Review of radiation risk in breast screening
Published February 2003 | ISBN 1 871997 99 2 | Archived
This review considers the risks and benefits of using ionising radiation to screen for breast cancer in the context of the NHS Breast Screening Programme. Estimates are made of the numbers of cancers detected by screening and the numbers of lives saved, and also of the number of lives lost owing to radiation-induced cancers. The ratio of lives saved to lost is calculated as a benefit-risk ratio of approximately 100:1. It is concluded that the current and proposed screening regimes in the NHSBSP are justified in radiation protection terms.
Report by a Joint Working Party of the NHSBSP National Coordinating Group for Physics Quality Assurance and the National Radiological Protection Board.
- NHSBSP home page
- Programme publications
- About breast screening
- What is breast screening?
- What does the NHS Breast Screening Programme do?
- What happens at a breast screening unit?
- Why are women under 50 not routinely invited?
- Are women screened over the age of 70?
- Screening women at higher risk
- Does breast screening save lives?
- Does breast screening have any risks?
- Digital Mammography/Tomosynthesis
- Research in breast screening
- About breast cancer
- Programme logistics
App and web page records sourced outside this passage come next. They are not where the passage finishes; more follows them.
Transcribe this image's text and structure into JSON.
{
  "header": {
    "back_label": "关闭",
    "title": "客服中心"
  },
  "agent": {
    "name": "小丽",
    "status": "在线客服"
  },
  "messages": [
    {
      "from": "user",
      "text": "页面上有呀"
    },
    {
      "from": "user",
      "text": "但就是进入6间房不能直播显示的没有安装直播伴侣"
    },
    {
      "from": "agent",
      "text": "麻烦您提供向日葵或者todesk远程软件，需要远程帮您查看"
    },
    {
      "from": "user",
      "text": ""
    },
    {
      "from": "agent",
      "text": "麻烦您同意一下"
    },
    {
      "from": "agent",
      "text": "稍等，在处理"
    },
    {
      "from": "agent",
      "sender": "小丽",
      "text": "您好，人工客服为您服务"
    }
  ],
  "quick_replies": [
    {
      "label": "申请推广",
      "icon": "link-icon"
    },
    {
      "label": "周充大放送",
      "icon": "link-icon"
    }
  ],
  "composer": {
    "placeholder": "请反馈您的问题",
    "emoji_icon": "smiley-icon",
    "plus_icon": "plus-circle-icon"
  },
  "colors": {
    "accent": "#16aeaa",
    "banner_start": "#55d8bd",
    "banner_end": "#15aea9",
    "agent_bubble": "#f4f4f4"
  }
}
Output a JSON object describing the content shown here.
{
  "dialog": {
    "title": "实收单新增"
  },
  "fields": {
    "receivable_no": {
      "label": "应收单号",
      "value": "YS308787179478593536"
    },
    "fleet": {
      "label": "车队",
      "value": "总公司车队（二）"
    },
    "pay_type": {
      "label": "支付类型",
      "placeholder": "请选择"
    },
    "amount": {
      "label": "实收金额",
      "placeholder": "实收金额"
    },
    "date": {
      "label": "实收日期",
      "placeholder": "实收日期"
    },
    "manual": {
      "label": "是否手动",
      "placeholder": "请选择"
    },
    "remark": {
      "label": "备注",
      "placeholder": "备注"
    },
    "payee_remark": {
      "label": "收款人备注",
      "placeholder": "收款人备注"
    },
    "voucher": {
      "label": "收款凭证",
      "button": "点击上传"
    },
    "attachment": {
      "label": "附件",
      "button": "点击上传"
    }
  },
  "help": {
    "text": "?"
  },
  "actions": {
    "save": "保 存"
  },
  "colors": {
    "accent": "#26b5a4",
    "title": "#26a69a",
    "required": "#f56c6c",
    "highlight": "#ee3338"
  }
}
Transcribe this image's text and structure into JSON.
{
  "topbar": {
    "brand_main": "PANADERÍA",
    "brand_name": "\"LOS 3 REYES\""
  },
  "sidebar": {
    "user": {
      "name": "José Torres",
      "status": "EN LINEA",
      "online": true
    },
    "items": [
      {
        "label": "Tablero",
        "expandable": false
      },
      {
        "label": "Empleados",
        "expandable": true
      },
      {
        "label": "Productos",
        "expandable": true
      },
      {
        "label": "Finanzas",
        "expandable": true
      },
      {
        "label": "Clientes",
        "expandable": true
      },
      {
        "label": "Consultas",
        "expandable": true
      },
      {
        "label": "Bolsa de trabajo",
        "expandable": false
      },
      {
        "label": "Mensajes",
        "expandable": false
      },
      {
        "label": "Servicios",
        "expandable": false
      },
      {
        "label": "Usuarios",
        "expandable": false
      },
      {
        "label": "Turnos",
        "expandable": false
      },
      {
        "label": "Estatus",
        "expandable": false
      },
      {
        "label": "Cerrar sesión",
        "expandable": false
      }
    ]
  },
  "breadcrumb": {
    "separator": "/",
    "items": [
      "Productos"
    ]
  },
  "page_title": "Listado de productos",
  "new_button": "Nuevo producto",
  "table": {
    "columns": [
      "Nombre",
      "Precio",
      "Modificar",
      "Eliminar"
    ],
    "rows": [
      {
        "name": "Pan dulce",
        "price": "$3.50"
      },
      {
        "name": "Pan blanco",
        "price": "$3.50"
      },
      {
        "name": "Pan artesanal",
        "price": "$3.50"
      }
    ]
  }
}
- Frequently asked questions
- Programme statistics
- Mammography equipment reports
- Programme news index
- Useful links